You can't change some things that put your heart at risk, such as getting older and having a family history of heart disease. But, there are plenty of other things you can do to keep your heart strong and healthy.

Current guidelines recommend that people should:

  • Exercise at least 30 minutes a day
  • Maintain normal weight
  • Reduce salt intake
  • Increase potassium intake
  • Limit alcohol consumption; however, moderate alcohol consumption (1 - 2 glasses a day) may actually lower the risk for heart attack among men with high blood pressure
  • Consume a diet rich in fruits, vegetables and low-fat dairy products while reducing total and saturated fat intake. The DASH diet and the Mediterranean diet are two ways of achieving such a dietary plan.

Additionally, you should consider the following heart healthy changes:
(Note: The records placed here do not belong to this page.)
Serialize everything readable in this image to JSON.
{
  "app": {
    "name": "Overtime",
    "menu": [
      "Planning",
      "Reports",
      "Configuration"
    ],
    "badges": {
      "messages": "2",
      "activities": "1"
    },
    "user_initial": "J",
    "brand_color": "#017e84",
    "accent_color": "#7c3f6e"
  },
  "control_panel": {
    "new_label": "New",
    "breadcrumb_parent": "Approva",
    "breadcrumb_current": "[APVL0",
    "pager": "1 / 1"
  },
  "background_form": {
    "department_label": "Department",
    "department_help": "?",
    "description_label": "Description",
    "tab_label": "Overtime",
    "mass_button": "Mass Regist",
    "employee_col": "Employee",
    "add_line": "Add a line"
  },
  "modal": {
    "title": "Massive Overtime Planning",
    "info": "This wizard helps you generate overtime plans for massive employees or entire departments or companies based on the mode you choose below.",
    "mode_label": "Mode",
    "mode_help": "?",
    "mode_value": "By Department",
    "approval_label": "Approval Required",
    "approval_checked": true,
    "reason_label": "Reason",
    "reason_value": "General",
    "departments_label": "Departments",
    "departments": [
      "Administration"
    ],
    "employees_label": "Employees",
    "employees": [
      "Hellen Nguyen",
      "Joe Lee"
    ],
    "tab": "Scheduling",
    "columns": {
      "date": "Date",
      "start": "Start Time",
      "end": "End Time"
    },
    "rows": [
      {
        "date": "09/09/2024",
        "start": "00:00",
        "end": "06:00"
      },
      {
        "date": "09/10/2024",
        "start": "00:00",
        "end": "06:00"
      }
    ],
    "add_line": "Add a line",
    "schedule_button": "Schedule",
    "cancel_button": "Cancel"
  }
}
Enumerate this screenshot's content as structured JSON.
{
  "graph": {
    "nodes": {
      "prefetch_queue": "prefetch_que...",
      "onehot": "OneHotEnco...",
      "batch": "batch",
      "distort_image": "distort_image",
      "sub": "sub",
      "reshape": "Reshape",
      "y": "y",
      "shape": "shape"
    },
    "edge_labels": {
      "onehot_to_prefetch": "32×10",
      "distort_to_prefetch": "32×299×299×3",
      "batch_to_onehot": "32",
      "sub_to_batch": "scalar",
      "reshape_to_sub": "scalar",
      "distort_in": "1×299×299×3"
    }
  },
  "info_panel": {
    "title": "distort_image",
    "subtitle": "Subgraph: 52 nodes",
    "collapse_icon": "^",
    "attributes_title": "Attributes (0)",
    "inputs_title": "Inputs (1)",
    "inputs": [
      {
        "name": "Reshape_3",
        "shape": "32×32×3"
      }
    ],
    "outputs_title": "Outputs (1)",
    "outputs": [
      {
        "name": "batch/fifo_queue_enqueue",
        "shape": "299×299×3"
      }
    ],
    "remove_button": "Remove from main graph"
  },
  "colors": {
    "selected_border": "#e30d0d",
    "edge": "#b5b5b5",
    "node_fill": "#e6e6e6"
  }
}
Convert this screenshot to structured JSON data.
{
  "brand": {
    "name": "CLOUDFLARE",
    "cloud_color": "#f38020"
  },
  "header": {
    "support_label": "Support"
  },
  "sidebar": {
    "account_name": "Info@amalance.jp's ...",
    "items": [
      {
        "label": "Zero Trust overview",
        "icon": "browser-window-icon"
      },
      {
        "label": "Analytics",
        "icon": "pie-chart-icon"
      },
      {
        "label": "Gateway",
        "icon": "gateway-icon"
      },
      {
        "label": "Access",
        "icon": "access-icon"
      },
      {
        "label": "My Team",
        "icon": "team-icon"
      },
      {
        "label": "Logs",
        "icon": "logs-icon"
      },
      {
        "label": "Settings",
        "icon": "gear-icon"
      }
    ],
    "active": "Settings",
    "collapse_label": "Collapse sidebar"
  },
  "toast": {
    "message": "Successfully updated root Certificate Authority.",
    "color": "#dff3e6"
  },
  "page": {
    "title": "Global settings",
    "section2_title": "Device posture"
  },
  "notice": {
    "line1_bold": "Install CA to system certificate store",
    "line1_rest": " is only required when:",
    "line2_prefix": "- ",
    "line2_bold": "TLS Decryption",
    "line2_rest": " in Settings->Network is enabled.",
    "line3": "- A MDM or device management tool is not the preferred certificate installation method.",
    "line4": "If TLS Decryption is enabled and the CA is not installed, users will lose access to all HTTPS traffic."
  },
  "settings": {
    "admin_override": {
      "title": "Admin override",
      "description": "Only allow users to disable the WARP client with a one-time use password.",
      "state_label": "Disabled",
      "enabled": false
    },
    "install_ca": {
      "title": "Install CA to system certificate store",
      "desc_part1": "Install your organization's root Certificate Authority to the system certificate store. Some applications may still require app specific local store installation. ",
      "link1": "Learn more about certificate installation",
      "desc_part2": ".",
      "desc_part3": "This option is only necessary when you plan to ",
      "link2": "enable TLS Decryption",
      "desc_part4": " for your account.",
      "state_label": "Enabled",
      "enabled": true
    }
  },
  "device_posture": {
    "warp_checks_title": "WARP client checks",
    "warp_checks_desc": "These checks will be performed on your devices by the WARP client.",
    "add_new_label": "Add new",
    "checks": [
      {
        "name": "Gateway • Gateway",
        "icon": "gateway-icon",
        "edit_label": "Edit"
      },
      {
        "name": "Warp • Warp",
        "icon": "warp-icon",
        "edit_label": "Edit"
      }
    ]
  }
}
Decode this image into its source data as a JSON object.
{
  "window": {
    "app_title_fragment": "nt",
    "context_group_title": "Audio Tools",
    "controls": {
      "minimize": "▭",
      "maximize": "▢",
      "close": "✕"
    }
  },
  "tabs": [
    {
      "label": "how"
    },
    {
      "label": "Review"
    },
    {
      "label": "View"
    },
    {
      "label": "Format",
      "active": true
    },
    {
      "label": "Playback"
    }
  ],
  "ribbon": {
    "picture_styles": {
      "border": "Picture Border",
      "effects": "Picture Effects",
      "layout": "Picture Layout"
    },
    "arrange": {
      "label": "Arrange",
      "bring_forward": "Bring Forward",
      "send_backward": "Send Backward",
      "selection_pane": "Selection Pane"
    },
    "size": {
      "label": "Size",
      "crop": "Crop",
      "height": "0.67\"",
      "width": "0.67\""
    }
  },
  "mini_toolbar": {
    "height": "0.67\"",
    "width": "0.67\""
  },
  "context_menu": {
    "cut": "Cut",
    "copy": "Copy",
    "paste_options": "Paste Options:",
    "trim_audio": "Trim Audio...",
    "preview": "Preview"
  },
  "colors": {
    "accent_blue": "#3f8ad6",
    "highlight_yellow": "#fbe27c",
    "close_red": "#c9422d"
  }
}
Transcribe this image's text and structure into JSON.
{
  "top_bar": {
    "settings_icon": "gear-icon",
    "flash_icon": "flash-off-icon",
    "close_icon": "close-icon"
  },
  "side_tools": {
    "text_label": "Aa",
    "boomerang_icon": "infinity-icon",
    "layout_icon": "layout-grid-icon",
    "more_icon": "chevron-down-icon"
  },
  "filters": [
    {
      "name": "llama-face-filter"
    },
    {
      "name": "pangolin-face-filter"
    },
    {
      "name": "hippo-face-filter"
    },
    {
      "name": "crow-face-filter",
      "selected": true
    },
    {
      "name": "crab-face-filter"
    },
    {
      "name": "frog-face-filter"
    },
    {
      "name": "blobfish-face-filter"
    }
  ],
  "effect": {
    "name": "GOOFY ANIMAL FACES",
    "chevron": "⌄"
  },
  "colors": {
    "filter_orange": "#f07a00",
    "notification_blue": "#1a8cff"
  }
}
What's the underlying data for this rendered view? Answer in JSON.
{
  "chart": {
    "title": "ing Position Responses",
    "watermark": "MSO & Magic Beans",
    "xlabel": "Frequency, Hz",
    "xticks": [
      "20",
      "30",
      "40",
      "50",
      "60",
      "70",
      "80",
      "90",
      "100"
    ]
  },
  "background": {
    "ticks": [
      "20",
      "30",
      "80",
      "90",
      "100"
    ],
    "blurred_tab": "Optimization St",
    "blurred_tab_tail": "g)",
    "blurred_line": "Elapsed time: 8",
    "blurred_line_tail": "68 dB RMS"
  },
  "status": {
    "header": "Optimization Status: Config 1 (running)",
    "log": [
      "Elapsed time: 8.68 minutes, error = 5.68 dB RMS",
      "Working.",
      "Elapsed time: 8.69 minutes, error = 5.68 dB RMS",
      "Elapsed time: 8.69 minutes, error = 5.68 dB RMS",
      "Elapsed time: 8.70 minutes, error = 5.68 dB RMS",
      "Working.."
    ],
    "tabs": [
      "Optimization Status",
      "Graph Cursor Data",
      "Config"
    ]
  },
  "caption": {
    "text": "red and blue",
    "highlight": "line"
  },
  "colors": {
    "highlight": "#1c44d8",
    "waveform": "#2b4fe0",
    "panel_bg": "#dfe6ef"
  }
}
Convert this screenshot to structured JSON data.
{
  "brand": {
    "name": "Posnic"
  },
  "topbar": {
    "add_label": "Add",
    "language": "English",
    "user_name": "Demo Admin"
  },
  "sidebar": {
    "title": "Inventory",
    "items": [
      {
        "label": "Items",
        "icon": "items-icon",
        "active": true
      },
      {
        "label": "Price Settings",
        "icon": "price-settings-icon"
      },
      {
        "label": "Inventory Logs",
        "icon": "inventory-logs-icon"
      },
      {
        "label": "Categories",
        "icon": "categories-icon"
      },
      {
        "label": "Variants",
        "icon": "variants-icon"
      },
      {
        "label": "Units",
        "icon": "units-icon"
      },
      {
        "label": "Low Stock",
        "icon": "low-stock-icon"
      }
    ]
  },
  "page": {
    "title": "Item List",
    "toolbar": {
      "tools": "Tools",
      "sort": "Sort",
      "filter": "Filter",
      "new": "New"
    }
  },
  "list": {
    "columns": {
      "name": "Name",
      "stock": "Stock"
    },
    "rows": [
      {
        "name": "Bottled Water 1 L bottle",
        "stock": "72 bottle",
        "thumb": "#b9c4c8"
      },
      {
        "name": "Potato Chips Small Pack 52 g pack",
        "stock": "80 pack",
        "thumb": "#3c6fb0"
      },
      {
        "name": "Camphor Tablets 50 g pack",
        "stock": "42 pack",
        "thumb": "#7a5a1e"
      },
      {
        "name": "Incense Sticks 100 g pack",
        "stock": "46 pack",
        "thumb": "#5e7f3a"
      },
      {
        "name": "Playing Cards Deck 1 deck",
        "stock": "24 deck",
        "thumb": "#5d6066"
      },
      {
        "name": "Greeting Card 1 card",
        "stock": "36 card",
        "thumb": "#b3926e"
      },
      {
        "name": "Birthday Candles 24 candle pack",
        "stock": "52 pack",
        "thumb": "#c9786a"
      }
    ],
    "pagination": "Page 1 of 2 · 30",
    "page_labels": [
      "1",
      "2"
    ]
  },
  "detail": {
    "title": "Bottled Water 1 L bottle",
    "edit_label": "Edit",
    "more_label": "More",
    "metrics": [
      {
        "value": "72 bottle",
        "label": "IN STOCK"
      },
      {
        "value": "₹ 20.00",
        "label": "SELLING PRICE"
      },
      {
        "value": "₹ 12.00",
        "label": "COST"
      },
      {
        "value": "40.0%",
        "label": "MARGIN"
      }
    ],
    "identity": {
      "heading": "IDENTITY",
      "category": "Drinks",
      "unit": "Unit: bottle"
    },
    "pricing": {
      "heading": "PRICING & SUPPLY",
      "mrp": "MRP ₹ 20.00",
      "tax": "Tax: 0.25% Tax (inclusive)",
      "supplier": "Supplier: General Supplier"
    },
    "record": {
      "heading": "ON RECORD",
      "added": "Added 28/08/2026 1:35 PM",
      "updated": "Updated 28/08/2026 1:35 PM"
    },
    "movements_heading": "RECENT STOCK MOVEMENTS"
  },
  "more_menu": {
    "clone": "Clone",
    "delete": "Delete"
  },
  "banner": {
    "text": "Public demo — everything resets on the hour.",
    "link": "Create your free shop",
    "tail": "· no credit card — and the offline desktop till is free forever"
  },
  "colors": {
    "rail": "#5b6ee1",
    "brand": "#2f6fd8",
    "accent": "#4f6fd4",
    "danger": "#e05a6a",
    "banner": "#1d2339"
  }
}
  • If you smoke, quit. Smoking has been closely linked to heart disease as well as a host of other diseases. Quitting is the single best thing you can do for your health. But quitting is hard. Talk to your doctor about products and support that can help you succeed.
  • Know your numbers. Your cholesterol, blood pressure, blood sugar and body mass index numbers are key indicators to help you improve your health and reduce your risk of developing heart disease, diabetes and other serious illnesses. See more information on Know Your Numbers.
  • Get your blood pressure checked. High blood pressure (hypertension) makes the heart work harder than normal. It can also damage your blood vessels. But you may have high blood pressure and not know it because it has no symptoms. Have your blood pressure checked on a regular basis, and if it is high, take steps to lower it.
  • Control your cholesterol. Cholesterol is a fatty substance that can clog your arteries and raise your risk of a heart attack. Saturated fat raises your cholesterol level more than anything else, so limit saturated fats and avoid trans fats. Instead, choose healthy mono- and polyunsaturated fats found in olive oil, nuts, seeds and some fish.
  • Watch your weight. In most people, extra pounds lead to higher cholesterol and blood pressure levels. Keep your weight in check by combining a healthy, high-fiber diet with increased physical activity.
  • Get physical. Regular physical activity can cut your risk for many of the main causes of illness and death, including heart disease and stroke. It can also help you lower high blood pressure and cholesterol and control your weight. Aim for at least 30 minutes of activity most days of the week. But check with your doctor before you increase your activity level.
  • Keep an eye on sleep habits. Certain sleep disorders, especially sleep apnea, are associated with hypertension. Even chronic, insufficient sleep may raise blood pressure in patients with hypertension, placing them at increased risk of heart disease and death. Patients with hypertension who are habitually poor sleepers should consider long-acting blood pressure medications to help counteract the increase in blood pressure that occurs in the early morning hours. Be sure to discuss with your doctor.
  • Reduce Stress. Improving mood or relieving stress may be helpful. Treating stress cannot cure medical problems, but it may be an important part of an overall lifestyle plan. Stress management programs are not a substitute for standard medical treatments.
  • Eat a heart-healthy diet. Eat a diet rich in fruits, vegetables, whole grains and low-fat dairy. Choose lean meats, cut back on sugar and watch your portion sizes.